Work request:
Restate the listing in full, keeping every word as it is.

Input:
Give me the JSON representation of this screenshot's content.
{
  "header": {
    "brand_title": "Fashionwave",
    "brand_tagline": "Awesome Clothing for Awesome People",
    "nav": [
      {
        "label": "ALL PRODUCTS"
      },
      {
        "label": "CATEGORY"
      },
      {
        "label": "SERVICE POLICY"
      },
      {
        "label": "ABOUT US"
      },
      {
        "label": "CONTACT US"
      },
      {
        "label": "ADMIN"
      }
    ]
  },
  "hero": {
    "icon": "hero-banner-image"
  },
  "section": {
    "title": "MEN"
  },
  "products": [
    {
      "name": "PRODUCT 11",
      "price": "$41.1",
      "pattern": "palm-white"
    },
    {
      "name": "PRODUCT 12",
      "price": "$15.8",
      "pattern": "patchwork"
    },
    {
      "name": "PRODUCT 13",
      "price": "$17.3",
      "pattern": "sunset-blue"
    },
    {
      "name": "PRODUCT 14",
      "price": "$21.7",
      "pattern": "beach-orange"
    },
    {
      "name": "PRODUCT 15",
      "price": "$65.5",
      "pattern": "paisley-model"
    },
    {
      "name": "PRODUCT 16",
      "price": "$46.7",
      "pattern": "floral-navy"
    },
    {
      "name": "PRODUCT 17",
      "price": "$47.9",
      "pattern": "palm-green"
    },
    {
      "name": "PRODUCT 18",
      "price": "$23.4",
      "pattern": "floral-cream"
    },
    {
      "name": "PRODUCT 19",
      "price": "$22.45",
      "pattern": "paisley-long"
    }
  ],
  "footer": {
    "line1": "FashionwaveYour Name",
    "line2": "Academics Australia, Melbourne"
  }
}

Exercise result:
Give me the JSON representation of this screenshot's content.
{
  "header": {
    "brand_title": "Fashionwave",
    "brand_tagline": "Awesome Clothing for Awesome People",
    "nav": [
      {
        "label": "ALL PRODUCTS"
      },
      {
        "label": "CATEGORY"
      },
      {
        "label": "SERVICE POLICY"
      },
      {
        "label": "ABOUT US"
      },
      {
        "label": "CONTACT US"
      },
      {
        "label": "ADMIN"
      }
    ]
  },
  "hero": {
    "icon": "hero-banner-image"
  },
  "section": {
    "title": "MEN"
  },
  "products": [
    {
      "name": "PRODUCT 11",
      "price": "$41.1",
      "pattern": "palm-white"
    },
    {
      "name": "PRODUCT 12",
      "price": "$15.8",
      "pattern": "patchwork"
    },
    {
      "name": "PRODUCT 13",
      "price": "$17.3",
      "pattern": "sunset-blue"
    },
    {
      "name": "PRODUCT 14",
      "price": "$21.7",
      "pattern": "beach-orange"
    },
    {
      "name": "PRODUCT 15",
      "price": "$65.5",
      "pattern": "paisley-model"
    },
    {
      "name": "PRODUCT 16",
      "price": "$46.7",
      "pattern": "floral-navy"
    },
    {
      "name": "PRODUCT 17",
      "price": "$47.9",
      "pattern": "palm-green"
    },
    {
      "name": "PRODUCT 18",
      "price": "$23.4",
      "pattern": "floral-cream"
    },
    {
      "name": "PRODUCT 19",
      "price": "$22.45",
      "pattern": "paisley-long"
    }
  ],
  "footer": {
    "line1": "FashionwaveYour Name",
    "line2": "Academics Australia, Melbourne"
  }
}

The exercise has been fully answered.